On Wednesday, most board members seemed to feel that a "wholesale" deferral of FAS 157 â€” which provides a framework for marking value estimates to market rather than historical cost â€” would overly delay gratification for financial statement users. Investors, after all, largely favor the expanded use of the fair-value method of accounting. A one-year delay wouldn't necessarily make corporate executives struggling with the standard feel more ready to comply, the board members concluded. In fact, the board questioned whether companies lack the resources to comply in a timely way, as the preparers of financial statements have claimed.
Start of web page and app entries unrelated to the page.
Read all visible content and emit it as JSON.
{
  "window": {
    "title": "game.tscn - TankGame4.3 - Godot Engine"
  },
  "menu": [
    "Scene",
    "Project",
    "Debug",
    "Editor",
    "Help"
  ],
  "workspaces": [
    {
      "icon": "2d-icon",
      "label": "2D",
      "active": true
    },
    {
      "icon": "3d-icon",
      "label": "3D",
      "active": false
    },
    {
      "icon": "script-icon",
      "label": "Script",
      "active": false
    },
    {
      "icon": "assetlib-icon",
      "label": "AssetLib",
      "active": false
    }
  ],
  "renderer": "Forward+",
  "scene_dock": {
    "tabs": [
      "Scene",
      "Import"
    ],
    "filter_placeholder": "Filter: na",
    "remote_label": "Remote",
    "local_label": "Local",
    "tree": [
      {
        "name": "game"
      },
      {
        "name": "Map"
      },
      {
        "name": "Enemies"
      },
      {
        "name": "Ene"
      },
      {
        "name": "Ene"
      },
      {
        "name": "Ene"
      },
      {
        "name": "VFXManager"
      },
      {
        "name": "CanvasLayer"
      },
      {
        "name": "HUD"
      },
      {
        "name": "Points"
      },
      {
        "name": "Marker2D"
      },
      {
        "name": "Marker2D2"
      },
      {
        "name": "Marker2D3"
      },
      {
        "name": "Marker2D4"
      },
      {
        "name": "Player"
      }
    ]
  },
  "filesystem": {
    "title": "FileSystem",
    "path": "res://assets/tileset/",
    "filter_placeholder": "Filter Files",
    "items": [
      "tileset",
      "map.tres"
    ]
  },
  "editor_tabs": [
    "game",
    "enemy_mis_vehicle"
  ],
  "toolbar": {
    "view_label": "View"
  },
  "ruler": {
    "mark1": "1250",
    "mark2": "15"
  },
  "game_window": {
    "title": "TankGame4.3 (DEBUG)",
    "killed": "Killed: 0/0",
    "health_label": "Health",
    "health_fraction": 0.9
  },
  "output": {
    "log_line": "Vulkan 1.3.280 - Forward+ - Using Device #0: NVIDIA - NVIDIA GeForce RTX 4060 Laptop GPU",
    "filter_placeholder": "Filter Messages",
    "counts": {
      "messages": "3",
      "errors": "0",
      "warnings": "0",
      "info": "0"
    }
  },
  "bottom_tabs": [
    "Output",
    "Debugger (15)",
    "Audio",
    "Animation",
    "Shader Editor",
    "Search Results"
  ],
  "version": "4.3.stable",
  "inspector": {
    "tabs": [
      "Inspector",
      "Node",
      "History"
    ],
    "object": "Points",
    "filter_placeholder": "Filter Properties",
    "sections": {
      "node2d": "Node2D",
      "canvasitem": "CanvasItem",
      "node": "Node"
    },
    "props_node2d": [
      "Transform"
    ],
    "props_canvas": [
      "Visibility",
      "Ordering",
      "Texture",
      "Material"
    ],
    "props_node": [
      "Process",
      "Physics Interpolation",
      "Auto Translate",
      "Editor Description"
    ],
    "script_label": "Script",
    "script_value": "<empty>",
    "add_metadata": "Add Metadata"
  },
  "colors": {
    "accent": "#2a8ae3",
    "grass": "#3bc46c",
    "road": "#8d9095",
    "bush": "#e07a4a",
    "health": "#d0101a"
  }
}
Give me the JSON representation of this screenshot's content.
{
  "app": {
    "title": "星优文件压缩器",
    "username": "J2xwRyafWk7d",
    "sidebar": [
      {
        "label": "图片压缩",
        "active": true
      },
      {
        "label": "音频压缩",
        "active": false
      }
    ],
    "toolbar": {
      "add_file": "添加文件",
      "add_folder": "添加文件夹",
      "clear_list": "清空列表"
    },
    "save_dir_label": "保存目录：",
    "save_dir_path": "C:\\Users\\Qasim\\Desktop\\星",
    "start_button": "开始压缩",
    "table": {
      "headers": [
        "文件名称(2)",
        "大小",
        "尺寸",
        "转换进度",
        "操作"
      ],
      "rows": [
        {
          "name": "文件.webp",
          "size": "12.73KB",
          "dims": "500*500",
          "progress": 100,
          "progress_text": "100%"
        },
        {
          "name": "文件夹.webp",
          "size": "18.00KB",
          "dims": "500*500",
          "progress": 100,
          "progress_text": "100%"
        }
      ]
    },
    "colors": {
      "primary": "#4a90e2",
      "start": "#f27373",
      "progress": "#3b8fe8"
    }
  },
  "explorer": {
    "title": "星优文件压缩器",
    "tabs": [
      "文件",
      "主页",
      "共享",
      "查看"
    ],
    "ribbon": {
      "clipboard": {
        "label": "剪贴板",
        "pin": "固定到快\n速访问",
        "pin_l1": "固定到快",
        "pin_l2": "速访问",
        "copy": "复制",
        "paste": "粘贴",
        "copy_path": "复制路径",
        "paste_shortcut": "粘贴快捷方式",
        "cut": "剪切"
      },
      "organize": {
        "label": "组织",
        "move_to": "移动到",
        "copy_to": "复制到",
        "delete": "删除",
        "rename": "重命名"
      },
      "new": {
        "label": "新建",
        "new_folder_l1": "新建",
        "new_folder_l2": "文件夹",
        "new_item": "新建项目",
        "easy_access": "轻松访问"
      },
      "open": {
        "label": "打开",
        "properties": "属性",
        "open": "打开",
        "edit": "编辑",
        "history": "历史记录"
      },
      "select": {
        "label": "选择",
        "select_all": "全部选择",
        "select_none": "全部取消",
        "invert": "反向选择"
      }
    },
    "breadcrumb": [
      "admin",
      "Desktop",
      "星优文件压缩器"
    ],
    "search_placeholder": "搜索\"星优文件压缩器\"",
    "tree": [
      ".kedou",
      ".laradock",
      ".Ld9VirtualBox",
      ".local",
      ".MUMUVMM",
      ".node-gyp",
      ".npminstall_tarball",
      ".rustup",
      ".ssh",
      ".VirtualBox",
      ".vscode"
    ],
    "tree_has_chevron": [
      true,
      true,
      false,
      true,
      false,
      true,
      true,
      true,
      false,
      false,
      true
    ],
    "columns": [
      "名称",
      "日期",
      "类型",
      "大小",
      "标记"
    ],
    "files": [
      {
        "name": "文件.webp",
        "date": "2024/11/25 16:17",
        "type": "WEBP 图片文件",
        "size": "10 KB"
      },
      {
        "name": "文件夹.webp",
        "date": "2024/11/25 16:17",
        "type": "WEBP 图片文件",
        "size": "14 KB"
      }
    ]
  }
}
They wondered if instead, managers are simply engaged in a delaying tactic. "I think the goal here is to change the document rather than support it," said board member G. Michael Crooch of the intent of the comment letters FASB has recently received asking for a delay.While there may certainly be valid reasons to delay here, I have to think that part of the motivation is the result of current market conditions -- market participants are really hoping the structured securities markets surrounding mortgage-backed bonds and relative derivatives will have time to rebound before everyone has to start interpreting and implementing FAS 157. (Talk about a horrible time to have to mark-to-market.) FAS 157 is scheduled to go into effect November 15, along with its sister proposal, FAS 159, The Fair Value Option for Financial Assets and Liabilities.
FASB Forces Mark-to-Market Issue
With a hat tip to HW reader Owen, CFO.com covers the Financial Accounting Standards Board's decision not to delay implementation of FAS 157 -- the headline is "Ready or Not, Here Comes Fair Value." Accounting regulations are usually snoozers in terms of business value, but this one has huge import for the mortgage industry and particularly in the secondary markets -- because it will ostensibly force mark-to-market activity by investors. The whole thing actually has me channeling Dirty Harry: Think you've seen enough write-downs, punk? Well, do ya? From the story: